In cold war days Tegel Airport along with Tempelhof Airport was probably the most important connection of West-Berlin to… the rest of the West. In only ninety days the runway was built, connecting West-Berlin with West-Germany – and Great Britain, France, and the United States.

The wall came down, the two Germanys became one – Tegel suddenly became ‘too expesive’ and its closure was decided. A deal was made: a ‘central’ airport should be built outside Berlin under the condition, that all (two) inner city airports would be closed. But: the new airport still isn’t ready yet – Tegel is still in operation.

Happy Anniversary Tegel! Keep on operating! At least another 40 years!

Design Airport Tegel Berlin

Please feel free to look at some photos of Airport Berlin Tegel TXL at bilderbook ->
www.bilderbook.de/berlin/flughafen-tegel/

Berlin’s new major elected: Michael Müller

Last weekend the members of Berlin’s co-ruling party SPD (social democrats) elected Michael Müller as follower of Klaus Wowereit.

Wowereit had announced his resignation already in august 2014, leaving the question of who might follow completely unanswered. Three candidated were in the race, Michael Müller won with a majority of almost 60%.

Müller is well known in the political ‘szene’ of Berlin: beeing Berlin’s developement senator (beeing responsible for the city’s urban development and environment) he led the controversial project /debate around the future of the ‘great plain’ belonging to Berlin’s now closed airport Tempelhof.
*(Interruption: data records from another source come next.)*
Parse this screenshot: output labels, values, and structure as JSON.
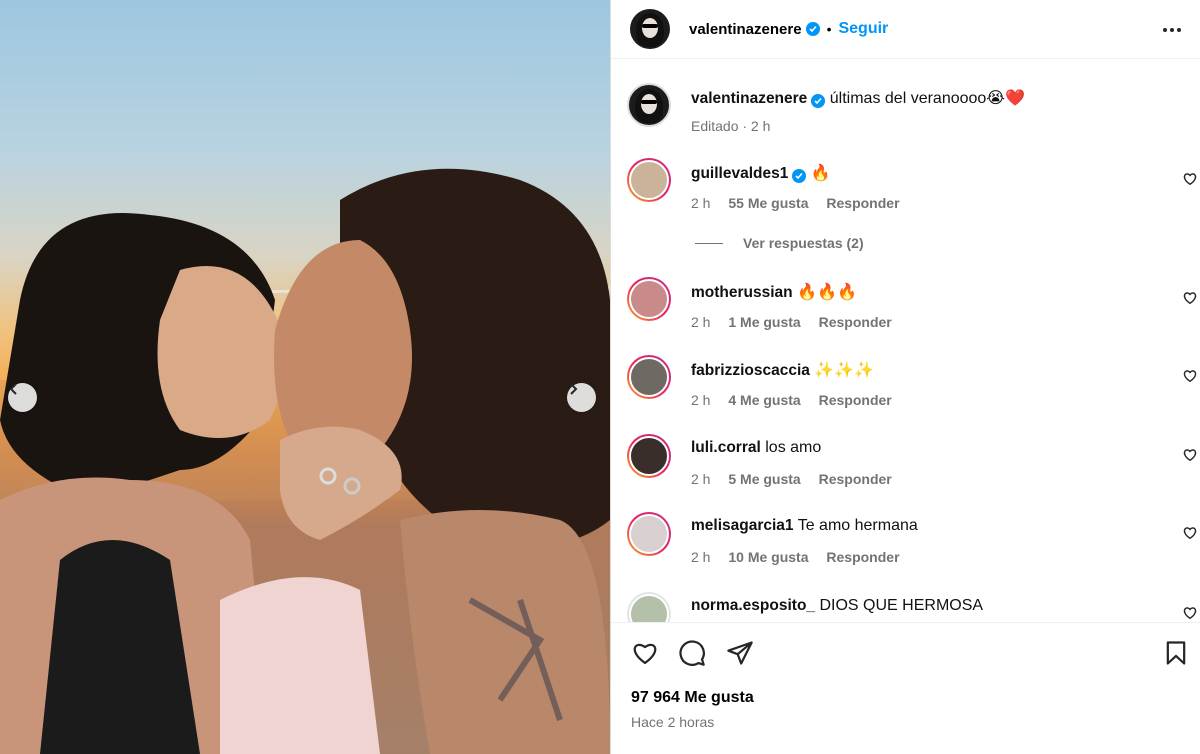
{
  "post": {
    "username": "valentinazenere",
    "follow_label": "Seguir",
    "dot": "•",
    "caption_text": "últimas del veranoooo😭❤️",
    "caption_meta": "Editado · 2 h",
    "likes": "97 964 Me gusta",
    "time_ago": "Hace 2 horas"
  },
  "comments": [
    {
      "user": "guillevaldes1",
      "verified": true,
      "text": "🔥",
      "time": "2 h",
      "likes": "55 Me gusta",
      "reply": "Responder"
    },
    {
      "user": "motherussian",
      "verified": false,
      "text": "🔥🔥🔥",
      "time": "2 h",
      "likes": "1 Me gusta",
      "reply": "Responder"
    },
    {
      "user": "fabrizzioscaccia",
      "verified": false,
      "text": "✨✨✨",
      "time": "2 h",
      "likes": "4 Me gusta",
      "reply": "Responder"
    },
    {
      "user": "luli.corral",
      "verified": false,
      "text": "los amo",
      "time": "2 h",
      "likes": "5 Me gusta",
      "reply": "Responder"
    },
    {
      "user": "melisagarcia1",
      "verified": false,
      "text": "Te amo hermana",
      "time": "2 h",
      "likes": "10 Me gusta",
      "reply": "Responder"
    },
    {
      "user": "norma.esposito_",
      "verified": false,
      "text": "DIOS QUE HERMOSA",
      "time": "",
      "likes": "",
      "reply": ""
    }
  ],
  "replies_label": "Ver respuestas (2)",
  "icons": [
    "chevron-left-icon",
    "chevron-right-icon",
    "more-icon",
    "verified-icon",
    "heart-icon",
    "comment-icon",
    "share-icon",
    "bookmark-icon"
  ],
  "colors": {
    "accent": "#0095f6",
    "muted": "#737373",
    "border": "#dbdbdb"
  }
}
please feel free to read on at TheLocal ->
www.thelocal.de/20141018/michael-mueller-elected-berlins-new-mayor